‘Cerberus in Tremolite’ is a project about liminality and a blurred distinction between the ‘digital’ and the ‘organic’.
The name is a coming together of two very differing concepts.
This fusion is reflected in the idea of the ‘Cerberus’ i.e. an unnatural, mythological creature - a large dog with many heads.
Tremolite is a silicate material, which often forms in hair like fibres. Famous amongst the tremolite family is asbestos, a highly practical material with highly deadly side effects.
Tremolite forms the aesthetic narrative of the pieces, it is what inspired the hair-like structures I generatively produce in code.
People have commented on how these pieces seem to be ‘hand-drawn’, or ‘like real hairs’ and ‘grounded in the physical world’.

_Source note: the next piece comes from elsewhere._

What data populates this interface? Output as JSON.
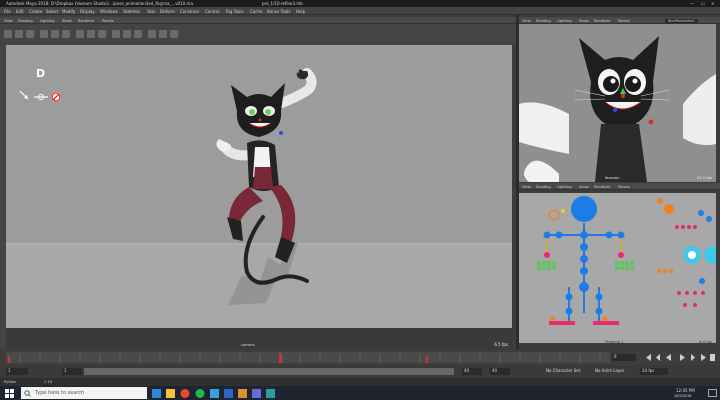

By recreating the highly detailed fibrous structure of tremolite within the digital realm I aim to disrupt preconceptions about computational graphics, and indeed about what a think is when it appears ‘organic’.
This is where the Cerberus comes in: as a liminal and unnatural creature it reflects the space ‘in between’ - the creature which we can all recognise in some capacity but whose actual existence is steeped in mythology and fallacy. I have crushed these two concepts together in order to construct a conceptual story. A story in which I make structures that fall between what we know as real, and what we know as not.
The hairs themselves are made by drawing many, many thin bezier curves, all with very slight random offsets from one another. These offsets begin at the origin of the line itself, thus producing a very subtle curve. When many of these are layered on top and next to one another it gives the illusion of a highly organic, or hand-drawn structure (one that does not seem made by a computer).
The colours for the piece shown in the video, and the one at the bottom of the page, grew and developed by cellular automata. I did not want this to be too obvious, as the processes by which organic structures grow in nature are not themselves obvious. I often like the software to be a fluid piece of a multifaceted puzzle rather than being the crutch upon which the product relies on. The final renders must work completely by themselves - as a demonstration of computational process and also as ends in themselves.
I gained a lot of technical knowledge from Daniel Shiffman’s ‘The Nature of Code’ - his way of explaining complex concepts in code is unparalleled
I would also like to thank Lior for developing a fantastic course.
In absence I would also like to thank Florian Hecker and his ‘Chimerizations’ pieces. They inspired me greatly.
The ideas of liminality are also largely inspired from my time as an Anthropology student, particularly in the work of Victor Turner.